The functional exercise simulates a dam failure or high-flow event in a stress-induced environment subject to time constraints on responses. It’s as close to reality as can be without actually mobilizing manpower and equipment. The exercise’s objectives include a determination of assets available from the various agencies, a test of how closely anticipated responses match reality, analysis of how the EAP can be improved, and providing an opportunity to improve cooperation among agencies.
In a high-inflow scenario that raises Lake McConaughy’s level to or near capacity, Central would follow an escalating set of conditions, starting with a “non-failure emergency” condition. If the situation is not resolved, Central would then enact the part of the EAP that alerts agencies about a “potentially hazardous situation developing.”
“One of the best options to save the dam that Central has is to increase releases through the “Morning Glory” spillway,” said Scott Airato, a senior civil engineer responsible for dam safety at the Federal Energy Regulatory Commission’s Chicago Regional Office. “Of course, if that becomes necessary to save the dam, the result will be significant flooding downstream.”
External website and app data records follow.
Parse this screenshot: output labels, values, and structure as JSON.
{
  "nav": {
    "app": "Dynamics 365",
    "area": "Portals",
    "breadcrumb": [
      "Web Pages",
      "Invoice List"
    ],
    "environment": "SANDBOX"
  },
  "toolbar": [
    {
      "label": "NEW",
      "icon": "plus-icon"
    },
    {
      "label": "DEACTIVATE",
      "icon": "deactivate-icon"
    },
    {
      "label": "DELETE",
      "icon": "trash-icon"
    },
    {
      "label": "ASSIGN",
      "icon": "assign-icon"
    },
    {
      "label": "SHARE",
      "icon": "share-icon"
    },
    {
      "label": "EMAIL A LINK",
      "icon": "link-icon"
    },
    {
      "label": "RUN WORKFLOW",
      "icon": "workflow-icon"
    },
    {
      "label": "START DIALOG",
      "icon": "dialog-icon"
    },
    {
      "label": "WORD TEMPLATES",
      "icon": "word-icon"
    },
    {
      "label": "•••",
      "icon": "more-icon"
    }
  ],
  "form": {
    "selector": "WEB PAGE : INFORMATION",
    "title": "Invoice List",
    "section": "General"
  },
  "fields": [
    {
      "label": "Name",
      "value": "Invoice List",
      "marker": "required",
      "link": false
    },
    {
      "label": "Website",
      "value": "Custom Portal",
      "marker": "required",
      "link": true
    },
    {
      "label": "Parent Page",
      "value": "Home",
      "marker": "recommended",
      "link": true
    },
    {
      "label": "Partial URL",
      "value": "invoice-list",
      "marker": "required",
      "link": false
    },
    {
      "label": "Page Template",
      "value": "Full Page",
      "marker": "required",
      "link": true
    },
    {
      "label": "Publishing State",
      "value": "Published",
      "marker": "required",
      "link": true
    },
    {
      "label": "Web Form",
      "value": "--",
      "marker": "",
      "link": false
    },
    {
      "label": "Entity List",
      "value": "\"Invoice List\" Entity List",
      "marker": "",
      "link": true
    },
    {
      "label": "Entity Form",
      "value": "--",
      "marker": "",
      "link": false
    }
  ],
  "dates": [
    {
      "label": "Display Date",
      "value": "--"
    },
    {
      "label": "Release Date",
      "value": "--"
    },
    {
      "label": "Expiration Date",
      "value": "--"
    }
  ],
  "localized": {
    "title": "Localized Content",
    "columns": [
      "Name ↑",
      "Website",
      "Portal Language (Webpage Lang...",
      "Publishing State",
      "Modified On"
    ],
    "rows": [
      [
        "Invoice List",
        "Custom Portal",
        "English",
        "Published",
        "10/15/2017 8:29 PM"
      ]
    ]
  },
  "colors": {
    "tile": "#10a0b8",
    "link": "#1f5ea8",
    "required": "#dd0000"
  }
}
The next step – one that is hopefully never needed – would be implementation of responses to a dam breach or failure.
The FERC requires Central to consider every potential angle that might contribute to an event, from a sudden “sunny day” failure that starts with little flow in the river below the dam to a failure that occurs when there are already high flows in the Platte River downstream.